    Regardless, great photos as always–P’shopped or not!

    • avatar Arthur Morris/BIRDS AS ART

      Thanks. If you click on one of the several links you will be able to view the Bulletin on-line as intended. Then the image will not open in a new window…. I think 🙂

  • avatar Loren Charif

    For me, too, it’s the spoonbill. I suspect some Nik work as well as a bit of eye doctoring, but it can’t be detected by mere mortals.

    That said, I see thousands of gulls where I live half the year (Cape Cod), and I’ve never seen a gull support him (or her) self on a wing while lifting one leg. What is he “up” to? Is that a normal behavior in Florida gulls?

    • avatar Arthur Morris/BIRDS AS ART

      The bird is simply stretching its near-wing…. It is standing on one leg. The wing is not supporting any weight at all. Birds have been doing the same thing every day for the past zillions of years or however long they have been around.

  • avatar Peter Noyes

    Artie, What difference does it make? If the human eye cannot detect it what difference does it make? To me, all three are very pleasing beautiful pictures.
    You know, I think it comes down to what you are trying to accomplish with your photography. To me, it is important to end up with a picture that has appeal. It would be ideal to capture a perfect picture with each click of the shutter but that doesn’t happen to many of us. Then it is important to do the best you can with what you have captured – at least until you can do better. That’s why I am learning with Robert OToole’s ADTATS disks – which I very strongly believe every photographer who uses photoshop should have.
    We don’t live in a perfect world. We must learn to do the best we can with what we have. Apparently, you have “Photoshoped” one or more of the three pictures. You have ended up with three great pictures so what difference does it make?

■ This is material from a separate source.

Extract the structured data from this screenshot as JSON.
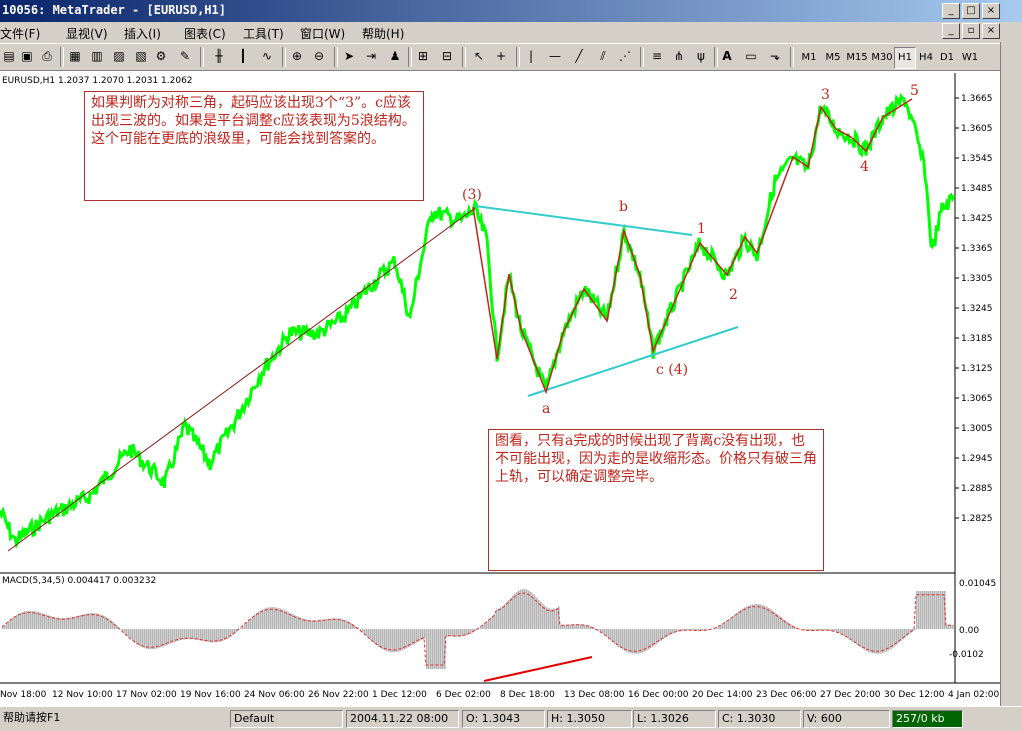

    • avatar Arthur Morris/BIRDS AS ART

      It makes no difference to me. I am just trying to have fun here, teach folks a few things, help folks learn to improve their post-processing skills–that will happen when I show the before and afters, and make a few bucks selling Digital Basics and the rest :).

  • I just assumed that in manual mode for the spoonbill you were still at 1/2000. But not?

    • avatar Arthur Morris/BIRDS AS ART

      Obviously not. At that moment, I was using 1/1600 sec. for the spoonbills as there was less light :).

  • I’m trying to follow your exposures for the spoonbill and pelican. You opened “1/3 stop” for the pelican, but Isn’t opening from 1/2000 to 1/1250 opening 2/3? Or am I missing something?

    • avatar Arthur Morris/BIRDS AS ART

      You gotta read the whole sentence :):

      I simply opened up 1/3 stop from the exposure that I was using at the time for the spoonbills.

      With they key phrase being “at the time.”

  • avatar David Policansky

    Hi, Artie. My favorite is the spoonbill. As I’ve mentioned, I’m a sucker for spoonbills and I love the way its right wing especially looks translucent, and of course the background. Wonderful photo. I’ve watched you in person and read your blogs for a while and so it seems likely that you have used Photoshop on these images, but I for sure can’t tell what you did. They are all great, as usual.

  • avatar Bill Dix

    My guess, and it’s just a guess based in part on your title, is that you darkened and sharpened the pupil on the lower two images, and maybe on the spoonie but that’s harder to tell. I can’t think of a better way to spend the day than on the Hooptie Deux with Capt. James.